Many thanks for the quick responses and you have encouraged me to have a go. Living in Bristol I am lucky as Moss have a branch here and looking at their web sight the total cost of bits is not too bad.

I can see that it does not look too difficult to change the main and Conrod bearings but how difficult is it to get out and fit replacement thrust bearings?


Top
   
PostPosted: Sun Oct 18, 2020 9:41 pm 
Offline
TDC Member
User avatar

Joined: Tue Oct 03, 2006 4:42 pm
Posts: 4080
Location: Forest of Dean
Odd, I thought I'd already replied to this :scratchin:
No harder than the rest. Just rotate the crank while using a new one to push the old one out.

_________________
1978 Pageant Sprint - the rustomite, 1972 Spitfire IV - sprintfire project, 1968 Valencia GT6 II - little Blue, 1980 Vermillion 1500HL - resting. 1974 Sienna 1500TC, Mrs Weevils big brown.


Top
   
PostPosted: Mon Oct 19, 2020 6:21 am 
Offline
TDC Member

Joined: Sun Oct 26, 2008 7:26 am
Posts: 2156
Re sump removal, best leave the car at least 24 hours from last engine start, ideally 48. So I have always drained the oil (when warm) and then left it.
I have tried King etc trimetal and tin/ali bearings. Neither seemed to last better than the other, but old glacier/AE are better. And if you ever find them, Vandervell are excellent.
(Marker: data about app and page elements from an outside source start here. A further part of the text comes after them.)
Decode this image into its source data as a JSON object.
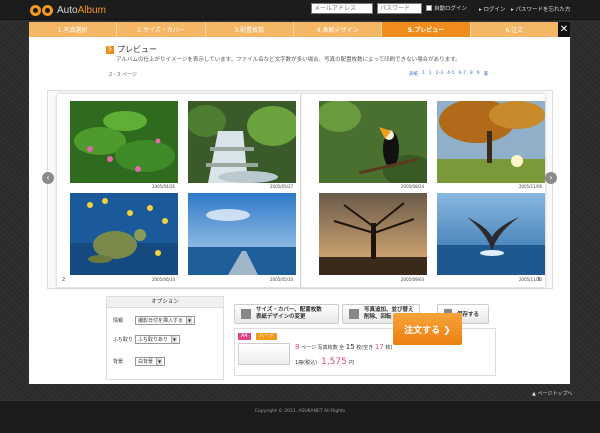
{
  "header": {
    "logo_text_a": "Auto",
    "logo_text_b": "Album",
    "email_placeholder": "メールアドレス",
    "password_placeholder": "パスワード",
    "remember_label": "自動ログイン",
    "login_link": "▸ ログイン",
    "forgot_link": "▸ パスワードを忘れた方"
  },
  "steps": [
    {
      "label": "1.写真選択"
    },
    {
      "label": "2.サイズ・カバー"
    },
    {
      "label": "3.配置枚数"
    },
    {
      "label": "4.表紙デザイン"
    },
    {
      "label": "5.プレビュー"
    },
    {
      "label": "6.注文"
    }
  ],
  "close_label": "✕",
  "section": {
    "number": "5",
    "title": "プレビュー",
    "description": "アルバムの仕上がりイメージを表示しています。ファイル名など文字数が多い場合、写真の配置枚数によって印刷できない場合があります。",
    "page_info": "2 - 3 ページ"
  },
  "pager": [
    "表紙",
    "1",
    "1",
    "2-3",
    "4-5",
    "6-7",
    "8",
    "9",
    "裏"
  ],
  "album": {
    "left_page_number": "2",
    "right_page_number": "3",
    "dates": [
      "2005/04/26",
      "2005/05/27",
      "2005/06/10",
      "2005/05/10",
      "2005/08/24",
      "2005/11/06",
      "2005/09/03",
      "2005/11/20"
    ],
    "prev_arrow": "‹",
    "next_arrow": "›"
  },
  "options": {
    "title": "オプション",
    "rows": [
      {
        "label": "情報",
        "value": "撮影日付を挿入する"
      },
      {
        "label": "ふち取り",
        "value": "ふち取りあり"
      },
      {
        "label": "背景",
        "value": "白背景"
      }
    ]
  },
  "actions": {
    "change_btn_line1": "サイズ・カバー、配置枚数",
    "change_btn_line2": "表紙デザインの変更",
    "edit_btn_line1": "写真追加、並び替え",
    "edit_btn_line2": "削除、回転",
    "save_btn": "保存する"
  },
  "order": {
    "tag_size": "A4",
    "tag_cover": "ハード",
    "pages": "8",
    "pages_unit": "ページ",
    "photos_label": "写真枚数 全",
    "photos_total": "15",
    "photos_unit": "枚(空き",
    "photos_free": "17",
    "photos_end": "枚)",
    "qty_label": "1冊(税込)",
    "price": "1,575",
    "price_unit": "円",
    "order_btn": "注文する ❯"
  },
  "footer": {
    "pagetop": "▲ ページトップへ",
    "copyright": "Copyright © 2011. ASUKANET All Rights"
  }
}
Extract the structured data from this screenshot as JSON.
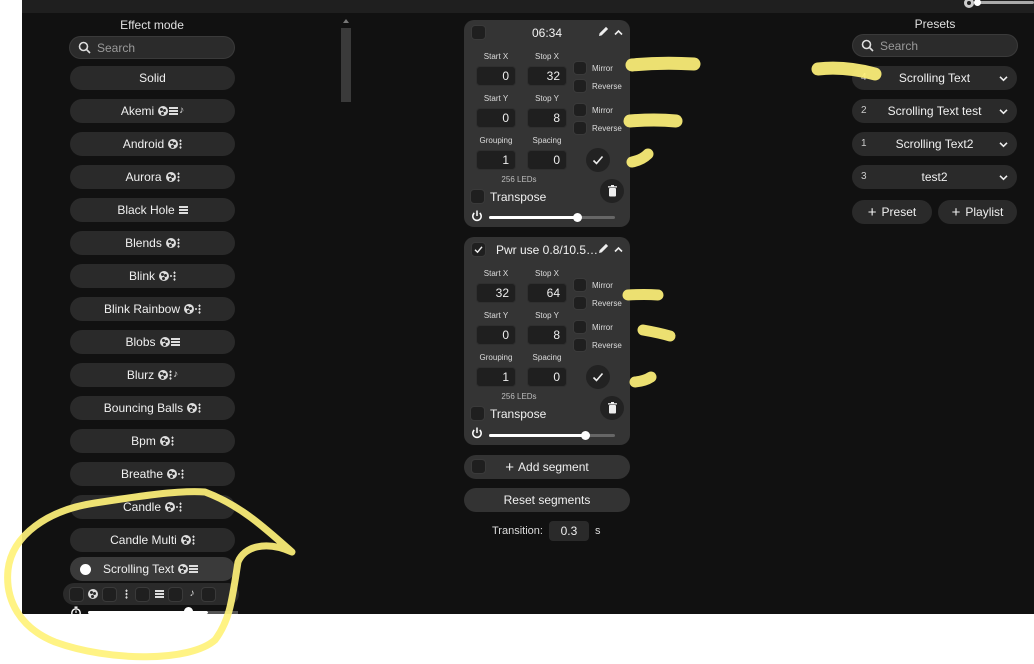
{
  "effects": {
    "title": "Effect mode",
    "search_placeholder": "Search",
    "items": [
      {
        "label": "Solid",
        "icons": []
      },
      {
        "label": "Akemi",
        "icons": [
          "palette",
          "grid",
          "note"
        ]
      },
      {
        "label": "Android",
        "icons": [
          "palette",
          "dots"
        ]
      },
      {
        "label": "Aurora",
        "icons": [
          "palette",
          "dots"
        ]
      },
      {
        "label": "Black Hole",
        "icons": [
          "grid"
        ]
      },
      {
        "label": "Blends",
        "icons": [
          "palette",
          "dots"
        ]
      },
      {
        "label": "Blink",
        "icons": [
          "palette",
          "dots2"
        ]
      },
      {
        "label": "Blink Rainbow",
        "icons": [
          "palette",
          "dots2"
        ]
      },
      {
        "label": "Blobs",
        "icons": [
          "palette",
          "grid"
        ]
      },
      {
        "label": "Blurz",
        "icons": [
          "palette",
          "dots",
          "note"
        ]
      },
      {
        "label": "Bouncing Balls",
        "icons": [
          "palette",
          "dots"
        ]
      },
      {
        "label": "Bpm",
        "icons": [
          "palette",
          "dots"
        ]
      },
      {
        "label": "Breathe",
        "icons": [
          "palette",
          "dots2"
        ]
      },
      {
        "label": "Candle",
        "icons": [
          "palette",
          "dots2"
        ]
      },
      {
        "label": "Candle Multi",
        "icons": [
          "palette",
          "dots"
        ]
      }
    ],
    "selected": {
      "label": "Scrolling Text",
      "icons": [
        "palette",
        "grid"
      ]
    },
    "speed": 0.8
  },
  "segments": [
    {
      "name": "06:34",
      "selected": false,
      "start_x_label": "Start X",
      "start_x": "0",
      "stop_x_label": "Stop X",
      "stop_x": "32",
      "start_y_label": "Start Y",
      "start_y": "0",
      "stop_y_label": "Stop Y",
      "stop_y": "8",
      "grouping_label": "Grouping",
      "grouping": "1",
      "spacing_label": "Spacing",
      "spacing": "0",
      "mirror_x": "Mirror",
      "reverse_x": "Reverse",
      "mirror_y": "Mirror",
      "reverse_y": "Reverse",
      "leds": "256 LEDs",
      "transpose": "Transpose",
      "brightness": 0.7
    },
    {
      "name": "Pwr use 0.8/10.5…",
      "selected": true,
      "start_x_label": "Start X",
      "start_x": "32",
      "stop_x_label": "Stop X",
      "stop_x": "64",
      "start_y_label": "Start Y",
      "start_y": "0",
      "stop_y_label": "Stop Y",
      "stop_y": "8",
      "grouping_label": "Grouping",
      "grouping": "1",
      "spacing_label": "Spacing",
      "spacing": "0",
      "mirror_x": "Mirror",
      "reverse_x": "Reverse",
      "mirror_y": "Mirror",
      "reverse_y": "Reverse",
      "leds": "256 LEDs",
      "transpose": "Transpose",
      "brightness": 0.76
    }
  ],
  "segment_actions": {
    "add": "Add segment",
    "reset": "Reset segments",
    "transition_label": "Transition:",
    "transition_value": "0.3",
    "transition_unit": "s"
  },
  "presets": {
    "title": "Presets",
    "search_placeholder": "Search",
    "items": [
      {
        "id": "4",
        "name": "Scrolling Text"
      },
      {
        "id": "2",
        "name": "Scrolling Text test"
      },
      {
        "id": "1",
        "name": "Scrolling Text2"
      },
      {
        "id": "3",
        "name": "test2"
      }
    ],
    "add_preset": "Preset",
    "add_playlist": "Playlist"
  },
  "colors": {
    "background": "#111111",
    "panel": "#2a2a2a",
    "segment": "#343434",
    "highlight": "#fff27a"
  }
}
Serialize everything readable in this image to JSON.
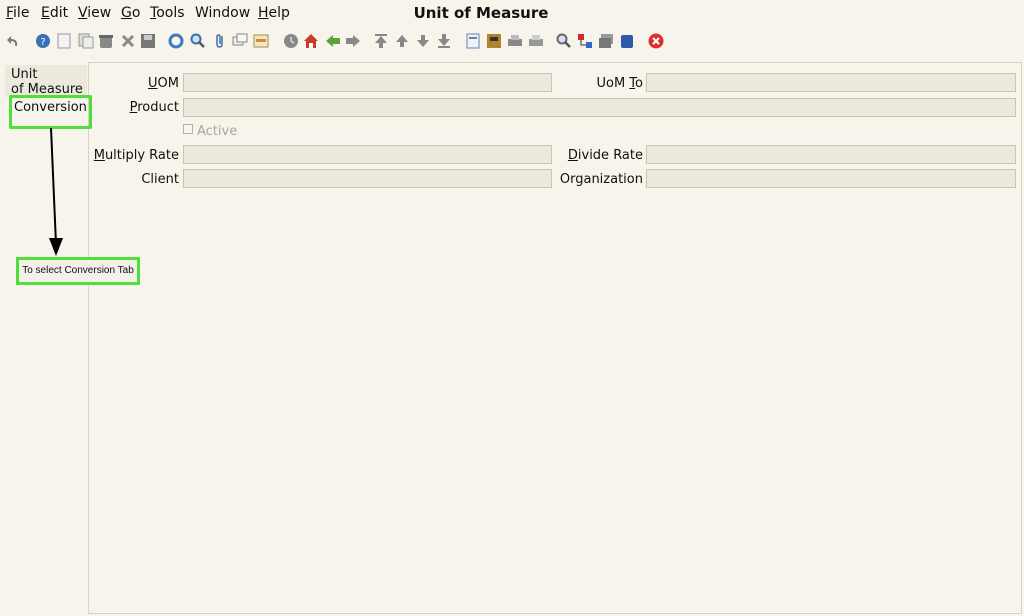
{
  "menu": {
    "file": {
      "u": "F",
      "rest": "ile"
    },
    "edit": {
      "u": "E",
      "rest": "dit"
    },
    "view": {
      "u": "V",
      "rest": "iew"
    },
    "go": {
      "u": "G",
      "rest": "o"
    },
    "tools": {
      "u": "T",
      "rest": "ools"
    },
    "window": {
      "u": "",
      "rest": "Window"
    },
    "help": {
      "u": "H",
      "rest": "elp"
    }
  },
  "window_title": "Unit of Measure",
  "toolbar_icons": [
    "undo-icon",
    "help-icon",
    "new-record-icon",
    "copy-record-icon",
    "delete-icon",
    "delete-selection-icon",
    "save-icon",
    "refresh-icon",
    "find-icon",
    "attachment-icon",
    "chat-icon",
    "grid-toggle-icon",
    "history-icon",
    "home-icon",
    "back-icon",
    "forward-icon",
    "first-record-icon",
    "previous-record-icon",
    "next-record-icon",
    "last-record-icon",
    "report-icon",
    "archive-icon",
    "print-icon",
    "print-preview-icon",
    "zoom-across-icon",
    "workflow-icon",
    "product-info-icon",
    "lock-icon",
    "exit-icon"
  ],
  "tabs": {
    "uom_line1": "Unit",
    "uom_line2": "of Measure",
    "conversion": "Conversion"
  },
  "form": {
    "uom_label": {
      "u": "U",
      "rest": "OM"
    },
    "uom_to_label": {
      "pre": "UoM ",
      "u": "T",
      "rest": "o"
    },
    "product_label": {
      "u": "P",
      "rest": "roduct"
    },
    "active_label": "Active",
    "multiply_rate_label": {
      "u": "M",
      "rest": "ultiply Rate"
    },
    "divide_rate_label": {
      "u": "D",
      "rest": "ivide Rate"
    },
    "client_label": "Client",
    "organization_label": "Organization",
    "uom_value": "",
    "uom_to_value": "",
    "product_value": "",
    "multiply_rate_value": "",
    "divide_rate_value": "",
    "client_value": "",
    "organization_value": ""
  },
  "annotation": {
    "callout_text": "To select Conversion Tab"
  },
  "colors": {
    "highlight": "#4fde3a",
    "background": "#f7f4ec",
    "field": "#ece9dc"
  }
}
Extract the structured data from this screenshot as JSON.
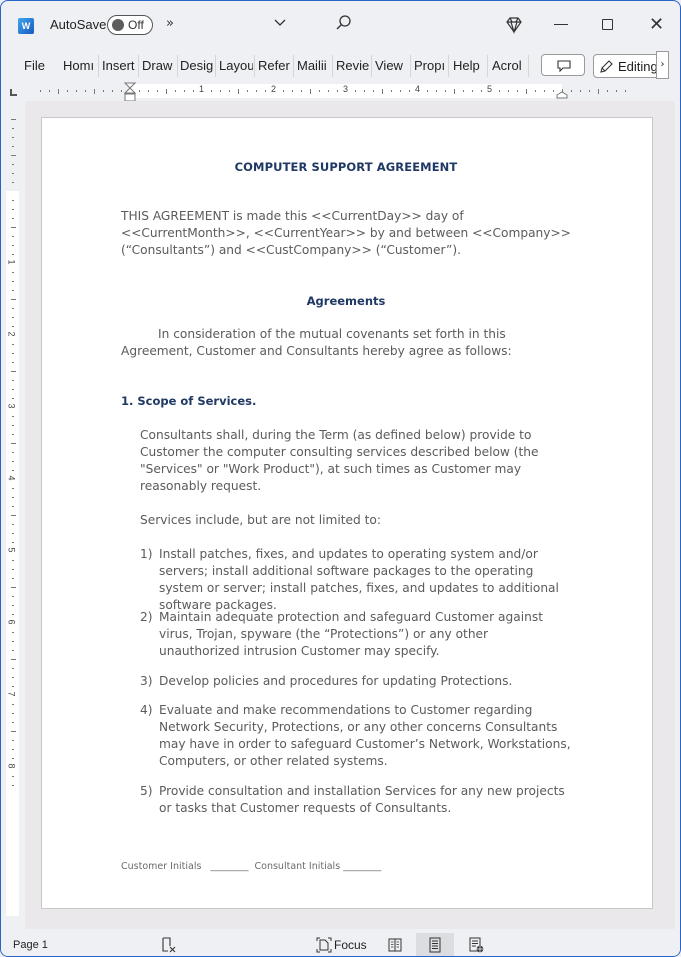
{
  "app": {
    "name": "Word",
    "autosave_label": "AutoSave",
    "autosave_state": "Off",
    "more_commands": "»"
  },
  "ribbon": {
    "tabs": [
      {
        "label": "File"
      },
      {
        "label": "Home"
      },
      {
        "label": "Insert"
      },
      {
        "label": "Draw"
      },
      {
        "label": "Design"
      },
      {
        "label": "Layout"
      },
      {
        "label": "References"
      },
      {
        "label": "Mailings"
      },
      {
        "label": "Review"
      },
      {
        "label": "View"
      },
      {
        "label": "Properties"
      },
      {
        "label": "Help"
      },
      {
        "label": "Acrobat"
      }
    ],
    "tabs_visible": [
      "File",
      "Homı",
      "Insert",
      "Draw",
      "Desig",
      "Layou",
      "Refer",
      "Mailii",
      "Revie",
      "View",
      "Propı",
      "Help",
      "Acrol"
    ],
    "editing_label": "Editing"
  },
  "rulers": {
    "horizontal_numbers": [
      "1",
      "2",
      "3",
      "4",
      "5"
    ],
    "vertical_numbers": [
      "1",
      "2",
      "3",
      "4",
      "5",
      "6",
      "7",
      "8"
    ]
  },
  "document": {
    "title": "COMPUTER SUPPORT AGREEMENT",
    "intro": "THIS AGREEMENT is made this <<CurrentDay>> day of <<CurrentMonth>>, <<CurrentYear>> by and between <<Company>> (“Consultants”) and <<CustCompany>> (“Customer”).",
    "agreements_heading": "Agreements",
    "consideration": "In consideration of the mutual covenants set forth in this Agreement, Customer and Consultants hereby agree as follows:",
    "section1_heading": "1. Scope of Services.",
    "scope_paragraph": "Consultants shall, during the Term (as defined below) provide to Customer the computer consulting services described below (the \"Services\" or \"Work Product\"), at such times as Customer may reasonably request.",
    "services_intro": "Services include, but are not limited to:",
    "services_list": [
      {
        "num": "1)",
        "text": "Install patches, fixes, and updates to operating system and/or servers; install additional software packages to the operating system or server; install patches, fixes, and updates to additional software packages."
      },
      {
        "num": "2)",
        "text": "Maintain adequate protection and safeguard Customer against virus, Trojan, spyware (the “Protections”) or any other unauthorized intrusion Customer may specify."
      },
      {
        "num": "3)",
        "text": "Develop policies and procedures for updating Protections."
      },
      {
        "num": "4)",
        "text": "Evaluate and make recommendations to Customer regarding Network Security, Protections, or any other concerns Consultants may have in order to safeguard Customer’s Network, Workstations, Computers, or other related systems."
      },
      {
        "num": "5)",
        "text": "Provide consultation and installation Services for any new projects or tasks that Customer requests of Consultants."
      }
    ],
    "footer_customer": "Customer Initials",
    "footer_blank1": "________",
    "footer_consultant": "Consultant Initials",
    "footer_blank2": "________"
  },
  "statusbar": {
    "page": "Page 1",
    "focus_label": "Focus"
  },
  "colors": {
    "heading": "#1f3864",
    "body_text": "#5b5b5b",
    "window_border": "#2a63c7",
    "word_brand": "#185abd"
  }
}
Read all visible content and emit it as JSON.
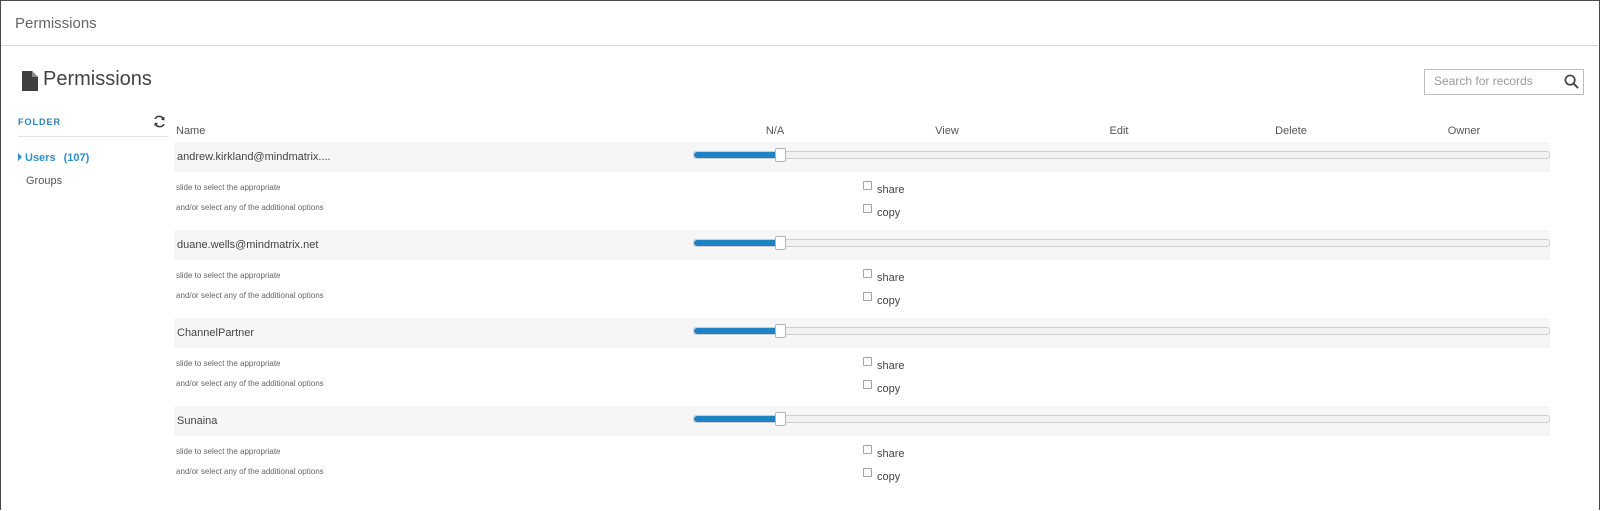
{
  "window": {
    "title": "Permissions"
  },
  "page": {
    "title": "Permissions",
    "icon": "document-icon"
  },
  "search": {
    "placeholder": "Search for records",
    "value": "",
    "icon": "search-icon"
  },
  "sidebar": {
    "header": "FOLDER",
    "refresh_icon": "refresh-icon",
    "items": [
      {
        "label": "Users",
        "count": "(107)",
        "active": true
      },
      {
        "label": "Groups",
        "active": false
      }
    ]
  },
  "table": {
    "columns": {
      "name": "Name",
      "levels": [
        "N/A",
        "View",
        "Edit",
        "Delete",
        "Owner"
      ]
    },
    "hint1": "slide to select the appropriate",
    "hint2": "and/or select any of the additional options",
    "options": [
      "share",
      "copy"
    ],
    "rows": [
      {
        "name": "andrew.kirkland@mindmatrix....",
        "level_fraction": 0.1,
        "share": false,
        "copy": false
      },
      {
        "name": "duane.wells@mindmatrix.net",
        "level_fraction": 0.1,
        "share": false,
        "copy": false
      },
      {
        "name": "ChannelPartner",
        "level_fraction": 0.1,
        "share": false,
        "copy": false
      },
      {
        "name": "Sunaina",
        "level_fraction": 0.1,
        "share": false,
        "copy": false
      }
    ]
  },
  "colors": {
    "accent": "#1e83c6",
    "link": "#2d8fd0"
  }
}
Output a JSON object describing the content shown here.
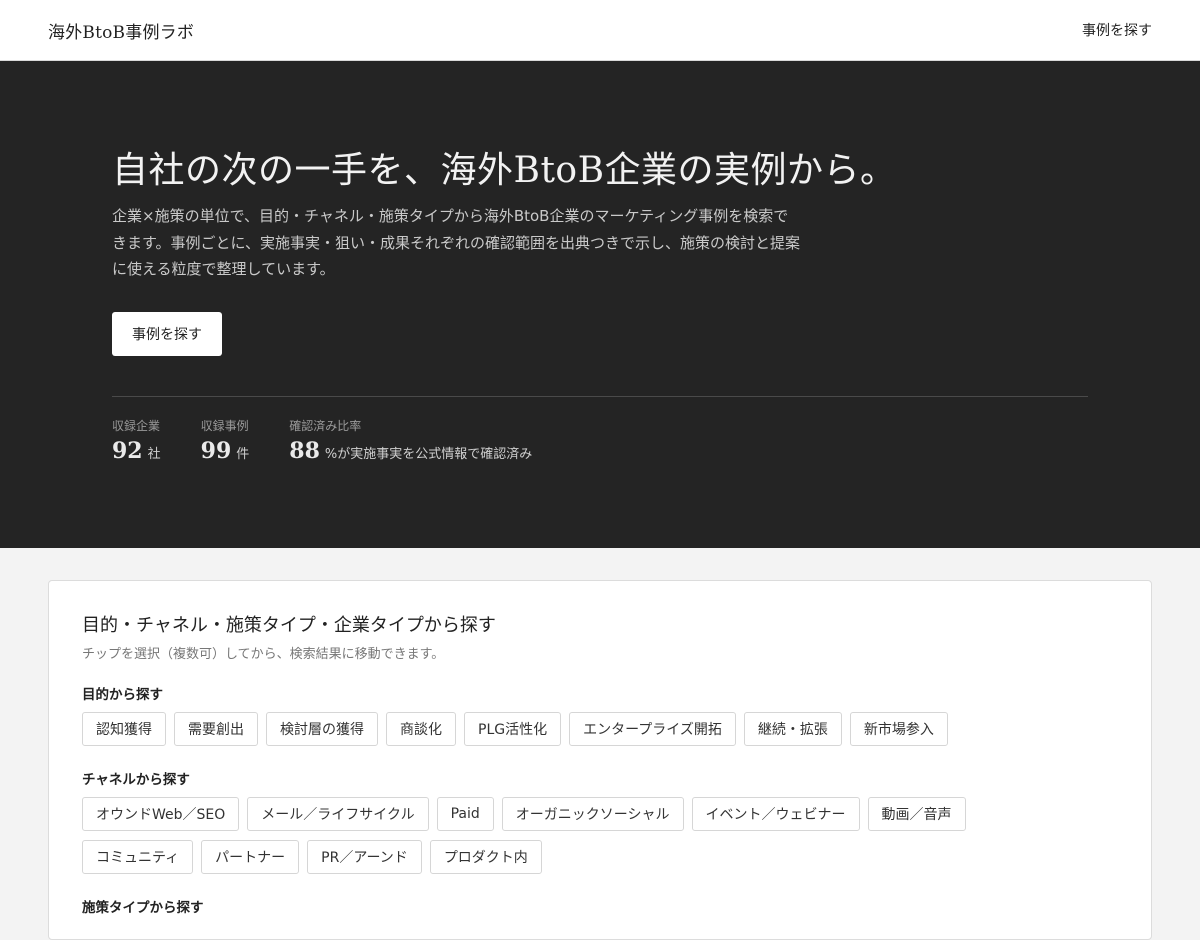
{
  "header": {
    "brand": "海外BtoB事例ラボ",
    "nav_link": "事例を探す"
  },
  "hero": {
    "title": "自社の次の一手を、海外BtoB企業の実例から。",
    "description": "企業×施策の単位で、目的・チャネル・施策タイプから海外BtoB企業のマーケティング事例を検索できます。事例ごとに、実施事実・狙い・成果それぞれの確認範囲を出典つきで示し、施策の検討と提案に使える粒度で整理しています。",
    "cta": "事例を探す",
    "stats": [
      {
        "label": "収録企業",
        "value": "92",
        "unit": "社"
      },
      {
        "label": "収録事例",
        "value": "99",
        "unit": "件"
      },
      {
        "label": "確認済み比率",
        "value": "88",
        "unit": "%が実施事実を公式情報で確認済み"
      }
    ]
  },
  "search": {
    "title": "目的・チャネル・施策タイプ・企業タイプから探す",
    "subtitle": "チップを選択（複数可）してから、検索結果に移動できます。",
    "groups": [
      {
        "title": "目的から探す",
        "chips": [
          "認知獲得",
          "需要創出",
          "検討層の獲得",
          "商談化",
          "PLG活性化",
          "エンタープライズ開拓",
          "継続・拡張",
          "新市場参入"
        ]
      },
      {
        "title": "チャネルから探す",
        "chips": [
          "オウンドWeb／SEO",
          "メール／ライフサイクル",
          "Paid",
          "オーガニックソーシャル",
          "イベント／ウェビナー",
          "動画／音声",
          "コミュニティ",
          "パートナー",
          "PR／アーンド",
          "プロダクト内"
        ]
      },
      {
        "title": "施策タイプから探す",
        "chips": []
      }
    ]
  }
}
_________________
Clive Senior
Brighton
Driving Toledo fitted with slant 4, sprint OD box and axle. Needs fettling!


Top
   
PostPosted: Mon Oct 19, 2020 3:23 pm 
Offline
TDC Member

Joined: Mon Dec 03, 2012 6:04 pm
Posts: 1233
Quote:
Many thanks for the quick responses and you have encouraged me to have a go. Living in Bristol I am lucky as Moss have a branch here and looking at their web sight the total cost of bits is not too bad.

I can see that it does not look too difficult to change the main and Conrod bearings but how difficult is it to get out and fit replacement thrust bearings?
The instructions in the thread are for the thrust washers. Once you have the sump off it becomes obvious how to remove them and you shouldn't have any problems, provided you have caught it early enough.


Top
   
PostPosted: Tue Oct 20, 2020 9:10 am 
Offline
TDC Norfolk/Suffolk Area Organiser

Joined: Thu May 17, 2012 8:34 pm
Posts: 698
You can do it in the car easily enough.
But I would not personally. You can't measure the crank properly in situ to check for ovality and clearances. You can't polish the crank to remove marks. You can't properly clean everything or blow through the oil ways. Imo, it's worth a few hours to get the engine out then you can work on it in comfort on a bench, and do a proper job.


Top
   
PostPosted: Sat Oct 24, 2020 9:17 am 
Offline
Future Club member hopefully!
Future Club member hopefully!
User avatar

Joined: Tue Oct 03, 2006 6:38 pm
Posts: 2633
Location: Birmingham
From memory I seem to recall that its quite hard to access the rear thrust washer with engine installed, though I can't remember why, probably the rear crank seal housing in the way?

I still have stocks of standard size AE Glacier mains, big ends and thrust washers here which I could sell if you get stuck. Thrust washers are hard to find from a good manufacturer, I sometimes used a work-around using a good quality one for the rear (the one that takes all the load from the clutch thrust) and a matching lower-quality one for the front one which takes almost no load at all. The thrust washers in standard - unmodified - fit are fore and aft, not upper and lower, no washers are fitted to the main bearing cap.

Personally I'd get the engine out and do the job properly, if you have the time.

_________________
Vindicator Sprint, Honda Fireblade RRX 919cc, re-powered by AB Performance. Quick.
1995 Trusty Peugeot 306 XND, no turbine, 242K miles young.
1997 Trusty Peugeot 306 GLX TD, 90K miles and soon to ride again..
Alfa Romeo 147 1.9 JTD 150 Ti Lusso , no longer smoking.
Various other transient runners for selling.


Top
   
Display posts from previous:  Sort by  
Post new topic  Reply to topic  [ 10 posts ] 

All times are UTC


Who is online

Users browsing this forum: Google [Bot] and 15 guests


You cannot post new topics in this forum
You cannot reply to topics in this forum
You cannot edit your posts in this forum
You cannot delete your posts in this forum
You cannot post attachments in this forum

Search for:
Jump to:  
Powered by phpBB® Forum Software © phpBB Limited